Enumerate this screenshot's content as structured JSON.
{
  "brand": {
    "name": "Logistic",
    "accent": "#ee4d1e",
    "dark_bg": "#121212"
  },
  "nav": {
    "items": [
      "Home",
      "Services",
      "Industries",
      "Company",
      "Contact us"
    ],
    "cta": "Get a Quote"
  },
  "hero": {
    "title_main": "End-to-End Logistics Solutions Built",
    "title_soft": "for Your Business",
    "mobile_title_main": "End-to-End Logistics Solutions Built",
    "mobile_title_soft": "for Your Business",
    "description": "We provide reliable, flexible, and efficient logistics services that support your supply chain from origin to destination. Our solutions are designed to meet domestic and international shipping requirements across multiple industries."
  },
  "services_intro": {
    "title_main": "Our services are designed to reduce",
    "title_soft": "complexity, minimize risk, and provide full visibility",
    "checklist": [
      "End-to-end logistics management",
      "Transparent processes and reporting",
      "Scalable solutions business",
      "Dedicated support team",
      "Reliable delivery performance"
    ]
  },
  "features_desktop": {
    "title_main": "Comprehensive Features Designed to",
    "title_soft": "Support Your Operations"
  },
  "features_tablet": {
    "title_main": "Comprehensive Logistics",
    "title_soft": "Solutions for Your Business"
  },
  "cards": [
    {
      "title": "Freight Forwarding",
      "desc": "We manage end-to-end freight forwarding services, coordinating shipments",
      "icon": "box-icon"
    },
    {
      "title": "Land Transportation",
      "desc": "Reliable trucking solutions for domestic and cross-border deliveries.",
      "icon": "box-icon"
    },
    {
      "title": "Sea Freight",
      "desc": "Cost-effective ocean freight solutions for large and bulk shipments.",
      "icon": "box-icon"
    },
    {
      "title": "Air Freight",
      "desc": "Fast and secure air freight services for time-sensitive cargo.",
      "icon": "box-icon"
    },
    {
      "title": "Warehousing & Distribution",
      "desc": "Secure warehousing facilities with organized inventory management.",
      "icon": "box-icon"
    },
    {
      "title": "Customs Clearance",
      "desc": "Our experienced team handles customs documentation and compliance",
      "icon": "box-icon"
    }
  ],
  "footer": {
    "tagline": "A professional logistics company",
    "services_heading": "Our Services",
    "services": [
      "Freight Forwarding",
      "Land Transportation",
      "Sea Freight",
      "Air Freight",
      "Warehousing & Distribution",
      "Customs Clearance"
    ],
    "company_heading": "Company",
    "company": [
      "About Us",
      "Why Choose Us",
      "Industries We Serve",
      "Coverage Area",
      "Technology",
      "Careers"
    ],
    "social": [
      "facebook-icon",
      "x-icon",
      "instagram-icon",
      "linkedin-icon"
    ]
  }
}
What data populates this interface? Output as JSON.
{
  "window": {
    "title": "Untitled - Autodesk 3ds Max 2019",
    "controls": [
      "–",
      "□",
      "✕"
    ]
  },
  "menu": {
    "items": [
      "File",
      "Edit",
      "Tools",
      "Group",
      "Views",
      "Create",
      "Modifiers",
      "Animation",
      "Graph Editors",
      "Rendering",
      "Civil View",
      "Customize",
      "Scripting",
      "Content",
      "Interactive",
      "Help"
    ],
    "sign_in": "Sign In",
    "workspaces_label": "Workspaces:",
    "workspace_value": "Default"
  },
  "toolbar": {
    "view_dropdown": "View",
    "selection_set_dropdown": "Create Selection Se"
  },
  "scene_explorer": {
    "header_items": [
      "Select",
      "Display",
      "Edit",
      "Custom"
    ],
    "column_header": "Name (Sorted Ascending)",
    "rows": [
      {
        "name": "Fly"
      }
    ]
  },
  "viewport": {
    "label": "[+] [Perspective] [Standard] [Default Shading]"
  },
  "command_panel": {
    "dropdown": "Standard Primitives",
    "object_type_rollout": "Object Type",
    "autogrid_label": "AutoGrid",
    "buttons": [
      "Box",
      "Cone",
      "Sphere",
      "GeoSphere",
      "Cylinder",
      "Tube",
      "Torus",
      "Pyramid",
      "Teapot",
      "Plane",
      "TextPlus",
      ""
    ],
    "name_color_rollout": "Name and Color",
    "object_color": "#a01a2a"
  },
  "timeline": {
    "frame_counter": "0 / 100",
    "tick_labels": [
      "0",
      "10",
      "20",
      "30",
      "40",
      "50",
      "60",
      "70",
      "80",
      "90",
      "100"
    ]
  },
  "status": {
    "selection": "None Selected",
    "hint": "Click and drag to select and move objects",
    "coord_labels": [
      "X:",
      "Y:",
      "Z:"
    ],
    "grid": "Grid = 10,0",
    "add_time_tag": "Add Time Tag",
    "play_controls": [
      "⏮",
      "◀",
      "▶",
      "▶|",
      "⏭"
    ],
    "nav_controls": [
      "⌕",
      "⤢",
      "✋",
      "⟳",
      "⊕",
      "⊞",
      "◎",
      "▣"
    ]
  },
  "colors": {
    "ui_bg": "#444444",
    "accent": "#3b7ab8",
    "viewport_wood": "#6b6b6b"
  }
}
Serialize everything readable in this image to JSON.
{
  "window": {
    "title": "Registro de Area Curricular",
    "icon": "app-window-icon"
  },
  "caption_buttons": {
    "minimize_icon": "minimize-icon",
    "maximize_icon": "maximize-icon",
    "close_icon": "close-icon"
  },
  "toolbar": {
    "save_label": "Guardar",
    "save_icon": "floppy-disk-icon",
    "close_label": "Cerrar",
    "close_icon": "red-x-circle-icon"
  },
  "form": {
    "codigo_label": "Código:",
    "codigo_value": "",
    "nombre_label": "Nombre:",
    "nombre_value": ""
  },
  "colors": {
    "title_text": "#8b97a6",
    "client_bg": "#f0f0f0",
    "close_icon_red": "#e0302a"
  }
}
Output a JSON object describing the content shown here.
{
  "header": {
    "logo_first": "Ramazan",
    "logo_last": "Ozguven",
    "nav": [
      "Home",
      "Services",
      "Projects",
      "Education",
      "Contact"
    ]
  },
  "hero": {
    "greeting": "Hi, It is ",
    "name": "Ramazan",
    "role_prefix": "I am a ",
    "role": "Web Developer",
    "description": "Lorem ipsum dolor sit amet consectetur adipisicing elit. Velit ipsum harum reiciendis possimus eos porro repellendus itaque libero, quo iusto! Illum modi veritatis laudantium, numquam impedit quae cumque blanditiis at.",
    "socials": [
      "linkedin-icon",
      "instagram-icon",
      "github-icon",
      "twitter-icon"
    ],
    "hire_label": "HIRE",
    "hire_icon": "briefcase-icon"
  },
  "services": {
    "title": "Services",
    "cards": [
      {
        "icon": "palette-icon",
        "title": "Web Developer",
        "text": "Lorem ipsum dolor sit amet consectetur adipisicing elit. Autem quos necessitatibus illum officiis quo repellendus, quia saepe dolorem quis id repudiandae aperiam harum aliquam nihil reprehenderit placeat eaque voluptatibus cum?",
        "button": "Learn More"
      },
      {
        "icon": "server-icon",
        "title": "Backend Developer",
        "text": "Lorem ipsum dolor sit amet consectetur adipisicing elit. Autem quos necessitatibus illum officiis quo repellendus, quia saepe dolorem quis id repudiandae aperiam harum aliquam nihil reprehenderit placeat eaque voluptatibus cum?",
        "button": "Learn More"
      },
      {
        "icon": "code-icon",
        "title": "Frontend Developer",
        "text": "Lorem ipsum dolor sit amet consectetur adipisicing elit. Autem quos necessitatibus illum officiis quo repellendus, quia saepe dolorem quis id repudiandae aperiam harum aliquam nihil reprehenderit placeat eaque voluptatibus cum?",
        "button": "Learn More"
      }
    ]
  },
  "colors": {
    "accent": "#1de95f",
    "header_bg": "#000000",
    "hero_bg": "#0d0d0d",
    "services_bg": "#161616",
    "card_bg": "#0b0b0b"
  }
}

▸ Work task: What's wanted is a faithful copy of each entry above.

▸ Task answer:
Enumerate this screenshot's content as structured JSON.
{
  "brand": {
    "name": "Logistic",
    "accent": "#ee4d1e",
    "dark_bg": "#121212"
  },
  "nav": {
    "items": [
      "Home",
      "Services",
      "Industries",
      "Company",
      "Contact us"
    ],
    "cta": "Get a Quote"
  },
  "hero": {
    "title_main": "End-to-End Logistics Solutions Built",
    "title_soft": "for Your Business",
    "mobile_title_main": "End-to-End Logistics Solutions Built",
    "mobile_title_soft": "for Your Business",
    "description": "We provide reliable, flexible, and efficient logistics services that support your supply chain from origin to destination. Our solutions are designed to meet domestic and international shipping requirements across multiple industries."
  },
  "services_intro": {
    "title_main": "Our services are designed to reduce",
    "title_soft": "complexity, minimize risk, and provide full visibility",
    "checklist": [
      "End-to-end logistics management",
      "Transparent processes and reporting",
      "Scalable solutions business",
      "Dedicated support team",
      "Reliable delivery performance"
    ]
  },
  "features_desktop": {
    "title_main": "Comprehensive Features Designed to",
    "title_soft": "Support Your Operations"
  },
  "features_tablet": {
    "title_main": "Comprehensive Logistics",
    "title_soft": "Solutions for Your Business"
  },
  "cards": [
    {
      "title": "Freight Forwarding",
      "desc": "We manage end-to-end freight forwarding services, coordinating shipments",
      "icon": "box-icon"
    },
    {
      "title": "Land Transportation",
      "desc": "Reliable trucking solutions for domestic and cross-border deliveries.",
      "icon": "box-icon"
    },
    {
      "title": "Sea Freight",
      "desc": "Cost-effective ocean freight solutions for large and bulk shipments.",
      "icon": "box-icon"
    },
    {
      "title": "Air Freight",
      "desc": "Fast and secure air freight services for time-sensitive cargo.",
      "icon": "box-icon"
    },
    {
      "title": "Warehousing & Distribution",
      "desc": "Secure warehousing facilities with organized inventory management.",
      "icon": "box-icon"
    },
    {
      "title": "Customs Clearance",
      "desc": "Our experienced team handles customs documentation and compliance",
      "icon": "box-icon"
    }
  ],
  "footer": {
    "tagline": "A professional logistics company",
    "services_heading": "Our Services",
    "services": [
      "Freight Forwarding",
      "Land Transportation",
      "Sea Freight",
      "Air Freight",
      "Warehousing & Distribution",
      "Customs Clearance"
    ],
    "company_heading": "Company",
    "company": [
      "About Us",
      "Why Choose Us",
      "Industries We Serve",
      "Coverage Area",
      "Technology",
      "Careers"
    ],
    "social": [
      "facebook-icon",
      "x-icon",
      "instagram-icon",
      "linkedin-icon"
    ]
  }
}
What data populates this interface? Output as JSON.
{
  "window": {
    "title": "Untitled - Autodesk 3ds Max 2019",
    "controls": [
      "–",
      "□",
      "✕"
    ]
  },
  "menu": {
    "items": [
      "File",
      "Edit",
      "Tools",
      "Group",
      "Views",
      "Create",
      "Modifiers",
      "Animation",
      "Graph Editors",
      "Rendering",
      "Civil View",
      "Customize",
      "Scripting",
      "Content",
      "Interactive",
      "Help"
    ],
    "sign_in": "Sign In",
    "workspaces_label": "Workspaces:",
    "workspace_value": "Default"
  },
  "toolbar": {
    "view_dropdown": "View",
    "selection_set_dropdown": "Create Selection Se"
  },
  "scene_explorer": {
    "header_items": [
      "Select",
      "Display",
      "Edit",
      "Custom"
    ],
    "column_header": "Name (Sorted Ascending)",
    "rows": [
      {
        "name": "Fly"
      }
    ]
  },
  "viewport": {
    "label": "[+] [Perspective] [Standard] [Default Shading]"
  },
  "command_panel": {
    "dropdown": "Standard Primitives",
    "object_type_rollout": "Object Type",
    "autogrid_label": "AutoGrid",
    "buttons": [
      "Box",
      "Cone",
      "Sphere",
      "GeoSphere",
      "Cylinder",
      "Tube",
      "Torus",
      "Pyramid",
      "Teapot",
      "Plane",
      "TextPlus",
      ""
    ],
    "name_color_rollout": "Name and Color",
    "object_color": "#a01a2a"
  },
  "timeline": {
    "frame_counter": "0 / 100",
    "tick_labels": [
      "0",
      "10",
      "20",
      "30",
      "40",
      "50",
      "60",
      "70",
      "80",
      "90",
      "100"
    ]
  },
  "status": {
    "selection": "None Selected",
    "hint": "Click and drag to select and move objects",
    "coord_labels": [
      "X:",
      "Y:",
      "Z:"
    ],
    "grid": "Grid = 10,0",
    "add_time_tag": "Add Time Tag",
    "play_controls": [
      "⏮",
      "◀",
      "▶",
      "▶|",
      "⏭"
    ],
    "nav_controls": [
      "⌕",
      "⤢",
      "✋",
      "⟳",
      "⊕",
      "⊞",
      "◎",
      "▣"
    ]
  },
  "colors": {
    "ui_bg": "#444444",
    "accent": "#3b7ab8",
    "viewport_wood": "#6b6b6b"
  }
}
Serialize everything readable in this image to JSON.
{
  "window": {
    "title": "Registro de Area Curricular",
    "icon": "app-window-icon"
  },
  "caption_buttons": {
    "minimize_icon": "minimize-icon",
    "maximize_icon": "maximize-icon",
    "close_icon": "close-icon"
  },
  "toolbar": {
    "save_label": "Guardar",
    "save_icon": "floppy-disk-icon",
    "close_label": "Cerrar",
    "close_icon": "red-x-circle-icon"
  },
  "form": {
    "codigo_label": "Código:",
    "codigo_value": "",
    "nombre_label": "Nombre:",
    "nombre_value": ""
  },
  "colors": {
    "title_text": "#8b97a6",
    "client_bg": "#f0f0f0",
    "close_icon_red": "#e0302a"
  }
}
Output a JSON object describing the content shown here.
{
  "header": {
    "logo_first": "Ramazan",
    "logo_last": "Ozguven",
    "nav": [
      "Home",
      "Services",
      "Projects",
      "Education",
      "Contact"
    ]
  },
  "hero": {
    "greeting": "Hi, It is ",
    "name": "Ramazan",
    "role_prefix": "I am a ",
    "role": "Web Developer",
    "description": "Lorem ipsum dolor sit amet consectetur adipisicing elit. Velit ipsum harum reiciendis possimus eos porro repellendus itaque libero, quo iusto! Illum modi veritatis laudantium, numquam impedit quae cumque blanditiis at.",
    "socials": [
      "linkedin-icon",
      "instagram-icon",
      "github-icon",
      "twitter-icon"
    ],
    "hire_label": "HIRE",
    "hire_icon": "briefcase-icon"
  },
  "services": {
    "title": "Services",
    "cards": [
      {
        "icon": "palette-icon",
        "title": "Web Developer",
        "text": "Lorem ipsum dolor sit amet consectetur adipisicing elit. Autem quos necessitatibus illum officiis quo repellendus, quia saepe dolorem quis id repudiandae aperiam harum aliquam nihil reprehenderit placeat eaque voluptatibus cum?",
        "button": "Learn More"
      },
      {
        "icon": "server-icon",
        "title": "Backend Developer",
        "text": "Lorem ipsum dolor sit amet consectetur adipisicing elit. Autem quos necessitatibus illum officiis quo repellendus, quia saepe dolorem quis id repudiandae aperiam harum aliquam nihil reprehenderit placeat eaque voluptatibus cum?",
        "button": "Learn More"
      },
      {
        "icon": "code-icon",
        "title": "Frontend Developer",
        "text": "Lorem ipsum dolor sit amet consectetur adipisicing elit. Autem quos necessitatibus illum officiis quo repellendus, quia saepe dolorem quis id repudiandae aperiam harum aliquam nihil reprehenderit placeat eaque voluptatibus cum?",
        "button": "Learn More"
      }
    ]
  },
  "colors": {
    "accent": "#1de95f",
    "header_bg": "#000000",
    "hero_bg": "#0d0d0d",
    "services_bg": "#161616",
    "card_bg": "#0b0b0b"
  }
}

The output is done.